Bird’s Eye Review: Last Days
Find it on Osprey’s site here
Stand alone product?
80s and 90s inspired zombie apocalpyse survival horror
Flexibility with narrative creation and control
Automatic zombie control
Simple campaign system
Character customization and growth
Anything you want. Model agnostic.
Suggested play area?
A 3’x3′ play area is recommended, but not strictly necessary.
Why would you be interested?
You are looking for a modern game that allows you to play the big “What If?” scenario that has been around the pop culture block a few times. There have been a few miniatures games based around this concept. Zed or Alive, Project Z, All Things Zombie, Twilight Creations Zombies!, are just some initial ones I can mention. They all, more or less, have their own approach and focus for their games that is not fully reflected in similar titles. For example, Zombies! focuses only on players vs zombies, no PVP. Some have fallen to the wayside for various reasons, and are no longer being supported, like Zed or Alive.
This particular iteration combines the “living vs dead” you normally expect and the “us vs them” warband/gang/roster/army/party/list/whatever you find in most other miniatures games. This is not intended to be the cooperative, kumbaya approach some films would have you believe in. This game is about looking out for “Number 1”, similar to some video games on the market presently.
You create and customize a group of survivors from a recent zombie apocalypse event. They can be ex-military, ne’er do wells, senior citizens with a grudge, whatever you want. You plant this group in a refuge from the world, an HQ, and then send them out to scavenge the modern wasteland. What happens from there is where the game takes place.
As far as mechanics for playing things out on the table, the basic idea is you use d6 for your dice, you roll, and then add a stat to the roll. If you meet or beat a predetermined target number you succeed. Sometimes you have to do some division, but it isn’t too major.
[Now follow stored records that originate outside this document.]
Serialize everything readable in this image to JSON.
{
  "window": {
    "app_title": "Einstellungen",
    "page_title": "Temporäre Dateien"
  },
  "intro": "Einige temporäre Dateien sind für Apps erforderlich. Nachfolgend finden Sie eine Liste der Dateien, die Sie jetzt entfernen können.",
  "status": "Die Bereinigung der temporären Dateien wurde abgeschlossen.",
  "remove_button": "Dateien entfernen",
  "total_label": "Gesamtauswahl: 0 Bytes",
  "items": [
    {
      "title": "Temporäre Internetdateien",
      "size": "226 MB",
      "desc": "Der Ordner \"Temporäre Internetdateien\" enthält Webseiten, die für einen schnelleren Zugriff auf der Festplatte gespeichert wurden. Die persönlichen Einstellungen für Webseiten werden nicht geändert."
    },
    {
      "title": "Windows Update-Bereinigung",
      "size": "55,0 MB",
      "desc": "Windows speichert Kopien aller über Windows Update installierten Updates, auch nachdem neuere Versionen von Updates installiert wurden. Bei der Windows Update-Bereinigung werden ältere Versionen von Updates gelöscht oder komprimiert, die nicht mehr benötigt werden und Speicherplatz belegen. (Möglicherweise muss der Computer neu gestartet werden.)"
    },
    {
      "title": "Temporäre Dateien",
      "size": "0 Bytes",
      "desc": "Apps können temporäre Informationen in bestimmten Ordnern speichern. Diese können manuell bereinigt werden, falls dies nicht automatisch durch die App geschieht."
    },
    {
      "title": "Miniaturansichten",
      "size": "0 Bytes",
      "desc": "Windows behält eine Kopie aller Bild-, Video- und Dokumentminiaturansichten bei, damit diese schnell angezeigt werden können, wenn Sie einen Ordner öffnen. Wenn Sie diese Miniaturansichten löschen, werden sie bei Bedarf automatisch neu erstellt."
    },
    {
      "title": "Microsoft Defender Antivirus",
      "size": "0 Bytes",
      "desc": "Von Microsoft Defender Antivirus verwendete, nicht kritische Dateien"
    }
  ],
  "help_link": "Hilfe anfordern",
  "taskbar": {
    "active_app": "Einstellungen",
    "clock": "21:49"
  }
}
If you have any experience with a miniatures game, this kind of action resolution will be pretty familiar. I perceive the system as being simple to understand and absorb; focused on quick resolutions and keeping the flow of the encounter’s story and the flow of the game. All this is with the goal of pushing around whatever miniatures you choose to use to complete the scenario tasks.
The scenarios are kind of what you would expect for flavor and guide you in a game. You can play without these guides easily enough. Actually, most of the scenarios revolve around collecting objective tokens, same as the non-scenario play teased early in the book. This helps lend the idea that this game was designed and intended to be a “Hey, let’s bash at each other while dodge mobile hazards.” kind of game, instead of a “tournament” style game. The scenarios help you tell a better narrative.
One scenario I have been scolded for not mentioning in my first draft (and rightly so) was the one focused on raiding another group’s Refuge. There’s something about interacting with another player’s traditionally non-interactive campaign perk that really energizes a player’s bloodlust, err… drive for narrative. So far, I think I have come across only two games, including this one, to really offer that.
You can use those little narratives to build a bigger one focused around the campaign system. It’s a pretty straightforward thing we have seen in many games previously. Individual models gain experience, your refuge can grow with a perk system, loot helps you fight later scenarios, repeat. It is up to you to figure out the “why” and the “where”.
Things that don’t impact the gameplay, but are noticed:
The first thing I noticed when starting to read this book was the tone. I really like the tone. If you have ever watched one of Ash’s YouTube videos, you know what I’m talking about. If I was given this, read it, and then was advised of the author, I would not be surprised at all. Now that I know he’s releasing his own written content, I bet I could identify his future content without prompting. He has a very distinct voice to his writing. I appreciated this. (Please note, he does not refer to anything being “his jam” or “bananas” anywhere in this book from what I can tell. So if you want one of his catch phrases, you’ll just have to wait for an expansion.)
I also appreciated the layout of the book. It makes sense and flows pretty well. I will probably keep it in mind when I think of future reviews and any suggestions I ever make to prospective writers. It might be the case that the book benefits from not having any real “fluff” to get in the way of rules and layout. I find that other books occasionally mix the two concepts in confusing manners. I’ve certainly been guilty of that before.
Give it a shot if you think zombie apocalypse and modern-style events appeals to you. You don’t need much you don’t already have. You can use tokens to represent zombies. You can use, as the book references at one point, tape on your kitchen table to represent the play area. You can use whatever miniatures you want. Just grab the book, grab the goods you’ve already got, and start seeing what kind of story you can tell. Acts of heroism or acts of selfish greed, who knows what you’ll come across in a zombie filled wasteland.